24th April 2015 Print

With Sunday marking the 12-month anniversary of the introduction of tougher mortgage lending rules, research by MoneySuperMarket has shown that prospective borrowers are changing their spending habits in a bid to pass the tighter lending criteria.

The comparison site found that a fifth (20 per cent) of those looking to apply for a mortgage in the next 3 years are planning to use cash more frequently to hide exactly what they spend their money on from a prospective lender, while 21 per cent will pay for more items on their credit card and then clear the balance at the end of each month so they can maintain a healthier balance in their current account.

Spend-conscious borrowers also plan to rein in their monthly spend by an average of £159 by cutting back on non-essential items so as not to appear frivolous with their money. And a third of savvy borrowers (29 per cent) intend to pay off all debts in the lead up to their mortgage application. However, nearly one in 10 (eight per cent) had never even heard of the new MMR (mortgage market review) rules.
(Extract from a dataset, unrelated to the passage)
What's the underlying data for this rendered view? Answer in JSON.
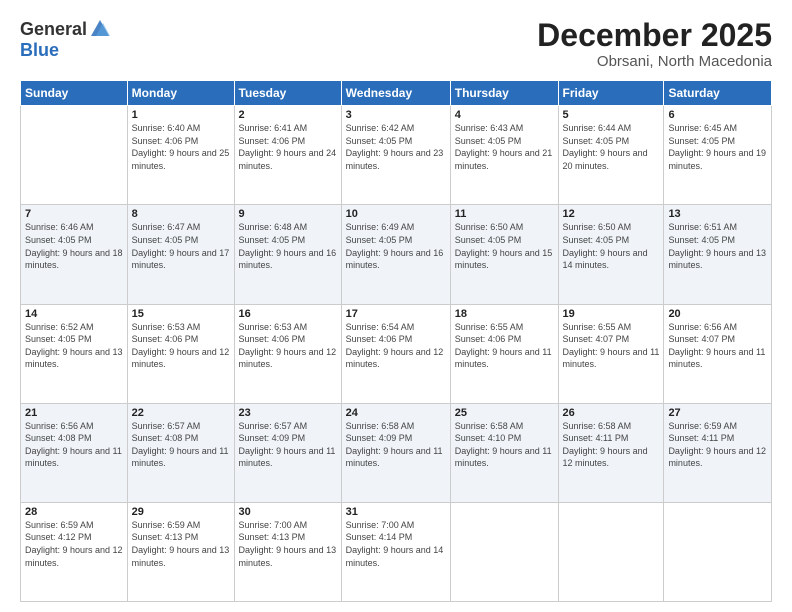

Kevin Mountford, head of banking at MoneySuperMarket said: “Since the new mortgage lending rules came into play a year ago, those looking to remortgage, existing borrowers who are moving home and looking for a new deal and first time buyers will have been subject to their lender looking more closely – almost forensically – at their monthly outgoings. While the rules were introduced for the right reasons, in some cases borrowers who can easily afford a mortgage are being turned down for arbitrary reasons, despite them being able to easily afford mortgage repayments. While we wouldn’t want to see the ease of approval going back to the pre-credit crunch levels, it is clear than some consumers have changed their spending habits in order to pass the tests, so may be trying to paint a picture that is far from the reality just to satisfy the requirements.

“Paying off debts is always a good way to start when it comes to applying for a mortgage as existing borrowing will be taken into account by a lender when it comes to your application. Reducing the amount you spend each month could also help when it comes to the amount a lender thinks you can afford to borrow. But those trying to ‘play’ the system should exercise caution as lenders may still require you to prove where your cash goes. Using a credit card to hide your spending may also count against you as lenders have access to your credit report, so will be able to see a real-time snapshot of your credit card balance at any time within the month.

“Research and shopping around for the best deal is an essential first step when applying for any mortgage And don’t forget, you need to look beyond the rate of interest to the fee as well, as this can significantly impact the total cost of the mortgage over the term of the deal.”